I was recently told that the Icelandic deadlifters train in a similar fashion, and sneer at pulling maximal weights outside of competitions and mock competitions. They do their work, they keep their bar speed high, and they deadlift on Mondays to when they are freshest (Dave Van S. had some stuff on this recently)

Steve Shafley
08-23-2011, 07:56 AM
Here's what I had to say to Ola.

Originally Posted by Ola Persson
Hi!

Thanks again for the valuable info on the forum! I would really appreciate it if you have the time to give me feedback on the following plan:
Monday: squat ladders 1-2-3, press/bench on a linear progression, other (mainly chins).
Wednesday: deadlift ladders 1-2-3, press/bench LP, other, conditioning.
Friday: squat ladders 1-2-3, press/bench LP, other (hamstring work/RDL),
Saturday: conditioning.

Basically something like the GSLP but with squat and dead ladders.

My background: 37 years, 110 kg, goals are to keep getting stronger (within a year press/Sq/DL 90/200/250 kg), loose 10 kg of body fat and gain some stamina. Current lifts: press 72,5 kg*9 reps, squat 167,5 kg*7, deadlift 200 kg*5 (I’ve only done close grip benches the last year due to shoulder issues). Been on Wendler and GSLP for 1˝ years.
Ola,

This looks fine for me.

If you review the Tuchsherer RPE chart that I have listed:

10- Maximal. No reps left in the tank.
9- Last rep is tough, but still 1 rep left in the tank.
8- Weight is too heavy to maintain fast bar speed, but is not a struggle. 2-4 reps left.
7- Weight moves quickly when maximal force is applied to the weight. “Speed weight”
6- Light speed work. Moves quickly with moderate force.
5- Most warm-up weights
4- Recovery. Usually 20+ rep sets. Not hard, but intended to flush the muscle.

I would like your deadlift sets to be close to @9 on the triples. Squats should be closer to @8 to @8.5. You understand the non-linear kind of progression I am talking about here and how I would like you to control the volume based on how your workout feels that day?

Back to DLs:

So, if you do 1, 2, 3, 1, 2, 3, 1, 2, 3...I would like that triple (at least the last one) to be @9...where you could do 1 more rep if you had to, because you are only deadlifting/pulling 1x weekly. BUT, it shouldn't be grinding and slow, it should come up quickly and be a well executed lift with regards to form and speed.

The problem seems to be this: (with regards to Wendler's 531 and to the GSPL): Some people don't get improvements in strength when they take a set close to failure (like in the last set for 531 or for GSLP), they get better muscular endurance (and hypertrophy) in that range. Contrary to popular belief, muscular endurance gains do not tend to bleed upwards, enhancing maximal strength gains ( this isn't universally true, however, but the converse: maximal strength gains positively impact muscular endurance gains is universally true)

Ola Persson
08-23-2011, 01:29 PM
As Chris said: I am very grateful for sharing your expertise and knowledge.

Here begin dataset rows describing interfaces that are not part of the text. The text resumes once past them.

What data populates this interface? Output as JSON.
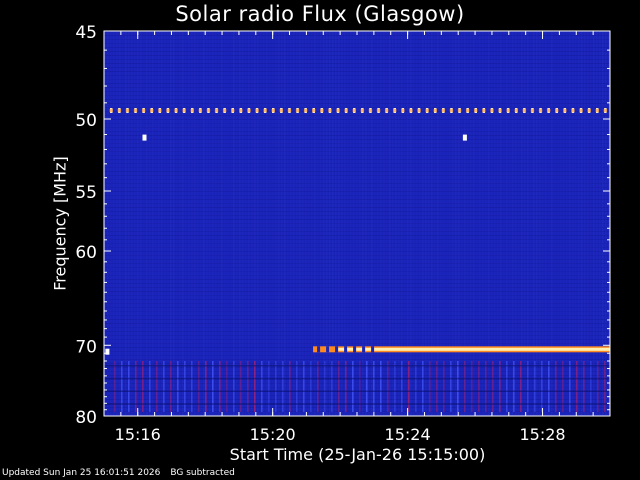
{
  "chart_data": {
    "type": "heatmap",
    "title": "Solar radio Flux (Glasgow)",
    "ylabel": "Frequency [MHz]",
    "xlabel": "Start Time (25-Jan-26 15:15:00)",
    "x_ticks": [
      "15:16",
      "15:20",
      "15:24",
      "15:28"
    ],
    "x_tick_minutes": [
      1,
      5,
      9,
      13
    ],
    "xlim_minutes": [
      0,
      15
    ],
    "y_ticks": [
      45,
      50,
      55,
      60,
      70,
      80
    ],
    "ylim": [
      45,
      80
    ],
    "y_scale": "reciprocal",
    "background_color": "#1a23b8",
    "features": [
      {
        "kind": "periodic-bursts",
        "frequency_mhz": 49.5,
        "start_minute": 0,
        "end_minute": 15
      },
      {
        "kind": "continuous-band",
        "frequency_mhz": 70.5,
        "start_minute": 6.2,
        "end_minute": 15
      },
      {
        "kind": "point",
        "frequency_mhz": 51.2,
        "minute": 1.2
      },
      {
        "kind": "point",
        "frequency_mhz": 51.2,
        "minute": 10.7
      },
      {
        "kind": "point",
        "frequency_mhz": 70.8,
        "minute": 0.1
      },
      {
        "kind": "vertical-striping",
        "frequency_from_mhz": 72,
        "frequency_to_mhz": 80,
        "start_minute": 0,
        "end_minute": 15
      }
    ]
  },
  "footer": {
    "updated": "Updated Sun Jan 25 16:01:51 2026",
    "note": "BG subtracted"
  }
}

I'll digest this and adjust my workouts accordingly. I enjoy intensity based routines and have gotten stronger using them but this seems more suited for me and my life right now.

Steve Shafley
08-26-2011, 05:25 AM
There has been some sort of bizarre misunderstanding. I am not a doctor. Chris Wood's title of this thread seems to have misled at least one person.

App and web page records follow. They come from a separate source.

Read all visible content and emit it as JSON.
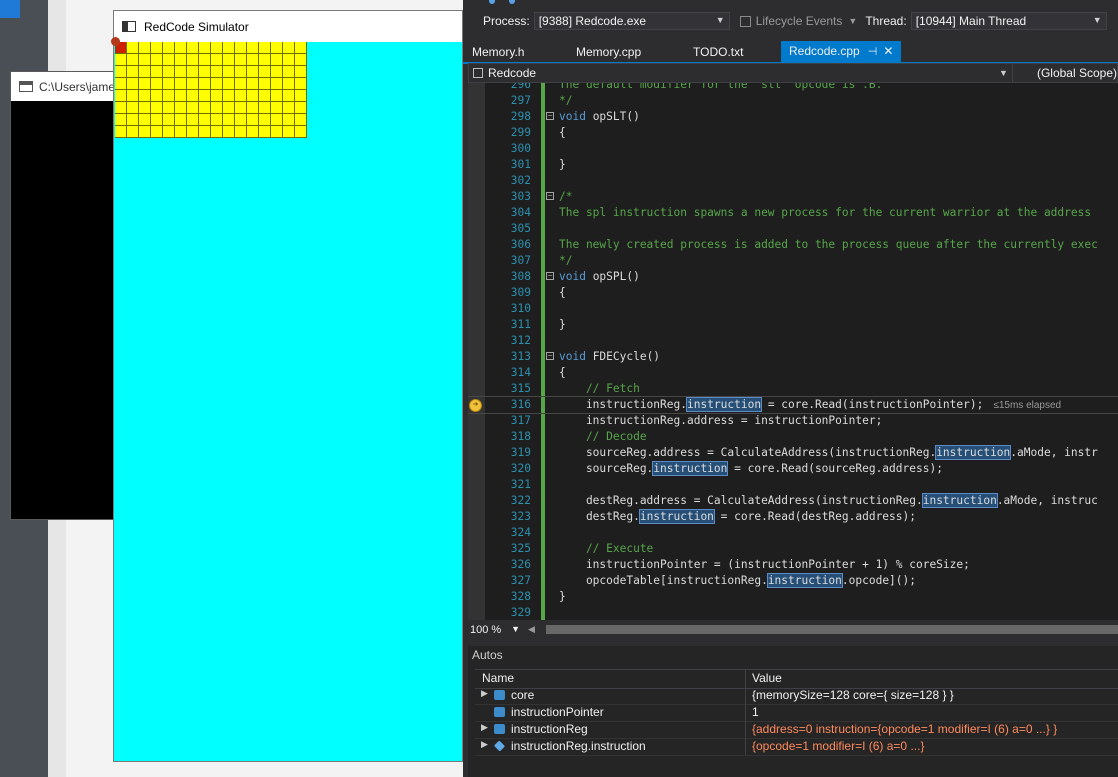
{
  "console": {
    "title": "C:\\Users\\jame"
  },
  "simulator": {
    "title": "RedCode Simulator",
    "memory": {
      "cells": 128,
      "columns": 16,
      "highlighted_cells": [
        0
      ]
    },
    "colors": {
      "background": "#00ffff",
      "cell": "#ffff00",
      "active_cell": "#cc2200"
    }
  },
  "debugbar": {
    "process_label": "Process:",
    "process_value": "[9388] Redcode.exe",
    "lifecycle_label": "Lifecycle Events",
    "thread_label": "Thread:",
    "thread_value": "[10944] Main Thread"
  },
  "tabs": [
    {
      "label": "Memory.h"
    },
    {
      "label": "Memory.cpp"
    },
    {
      "label": "TODO.txt"
    },
    {
      "label": "Redcode.cpp",
      "active": true
    }
  ],
  "navbar": {
    "project": "Redcode",
    "scope": "(Global Scope)"
  },
  "editor": {
    "lines": [
      {
        "n": "296",
        "text": "The default modifier for the 'slt' opcode is .B.",
        "type": "comment"
      },
      {
        "n": "297",
        "text": "*/",
        "type": "comment"
      },
      {
        "n": "298",
        "text": "void opSLT()",
        "type": "func",
        "fold": true
      },
      {
        "n": "299",
        "text": "{",
        "type": "plain"
      },
      {
        "n": "300",
        "text": "",
        "type": "plain"
      },
      {
        "n": "301",
        "text": "}",
        "type": "plain"
      },
      {
        "n": "302",
        "text": "",
        "type": "plain"
      },
      {
        "n": "303",
        "text": "/*",
        "type": "comment",
        "fold": true
      },
      {
        "n": "304",
        "text": "The spl instruction spawns a new process for the current warrior at the address",
        "type": "comment"
      },
      {
        "n": "305",
        "text": "",
        "type": "plain"
      },
      {
        "n": "306",
        "text": "The newly created process is added to the process queue after the currently exec",
        "type": "comment"
      },
      {
        "n": "307",
        "text": "*/",
        "type": "comment"
      },
      {
        "n": "308",
        "text": "void opSPL()",
        "type": "func",
        "fold": true
      },
      {
        "n": "309",
        "text": "{",
        "type": "plain"
      },
      {
        "n": "310",
        "text": "",
        "type": "plain"
      },
      {
        "n": "311",
        "text": "}",
        "type": "plain"
      },
      {
        "n": "312",
        "text": "",
        "type": "plain"
      },
      {
        "n": "313",
        "text": "void FDECycle()",
        "type": "func",
        "fold": true
      },
      {
        "n": "314",
        "text": "{",
        "type": "plain"
      },
      {
        "n": "315",
        "text": "    // Fetch",
        "type": "comment"
      },
      {
        "n": "316",
        "text": "    instructionReg.instruction = core.Read(instructionPointer);",
        "type": "code",
        "current": true,
        "perf": "≤15ms elapsed"
      },
      {
        "n": "317",
        "text": "    instructionReg.address = instructionPointer;",
        "type": "code"
      },
      {
        "n": "318",
        "text": "    // Decode",
        "type": "comment"
      },
      {
        "n": "319",
        "text": "    sourceReg.address = CalculateAddress(instructionReg.instruction.aMode, instr",
        "type": "code"
      },
      {
        "n": "320",
        "text": "    sourceReg.instruction = core.Read(sourceReg.address);",
        "type": "code"
      },
      {
        "n": "321",
        "text": "",
        "type": "plain"
      },
      {
        "n": "322",
        "text": "    destReg.address = CalculateAddress(instructionReg.instruction.aMode, instruc",
        "type": "code"
      },
      {
        "n": "323",
        "text": "    destReg.instruction = core.Read(destReg.address);",
        "type": "code"
      },
      {
        "n": "324",
        "text": "",
        "type": "plain"
      },
      {
        "n": "325",
        "text": "    // Execute",
        "type": "comment"
      },
      {
        "n": "326",
        "text": "    instructionPointer = (instructionPointer + 1) % coreSize;",
        "type": "code"
      },
      {
        "n": "327",
        "text": "    opcodeTable[instructionReg.instruction.opcode]();",
        "type": "code"
      },
      {
        "n": "328",
        "text": "}",
        "type": "plain"
      },
      {
        "n": "329",
        "text": "",
        "type": "plain"
      }
    ],
    "highlight_word": "instruction"
  },
  "status": {
    "zoom": "100 %"
  },
  "autos": {
    "title": "Autos",
    "col_name": "Name",
    "col_value": "Value",
    "rows": [
      {
        "name": "core",
        "value": "{memorySize=128 core={ size=128 } }",
        "expandable": true,
        "changed": false
      },
      {
        "name": "instructionPointer",
        "value": "1",
        "expandable": false,
        "changed": false
      },
      {
        "name": "instructionReg",
        "value": "{address=0 instruction={opcode=1 modifier=I (6) a=0 ...} }",
        "expandable": true,
        "changed": true
      },
      {
        "name": "instructionReg.instruction",
        "value": "{opcode=1 modifier=I (6) a=0 ...}",
        "expandable": true,
        "changed": true
      }
    ]
  }
}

Thanks.

Chris Wood
08-26-2011, 06:19 AM
Sorry for the confusion, Steve. I wasn't trying to mislead anyone with the title. I still appreciate your input and advice.

Ola Persson
08-27-2011, 09:06 AM
A follow up question about assistance work, Steve. I have some hyperlordosis and can't engage my glutes and hamstrings fully. I'm doing assistance work to fix this and read the thread about GM vs RDL at IGX. Good stuff and I could relate to RDL:s not being optimal for me while GM:s seems to do the trick. There is a lot of different rep and weight schemes mentioned though and I can't sort out what to do?

Also, would leg curls be an option?

Steve Shafley
08-27-2011, 11:48 AM
How does the glute thrust feel? (if you don't know what that is, Brad Contreras is the one who really popularized it)

Will that work for you?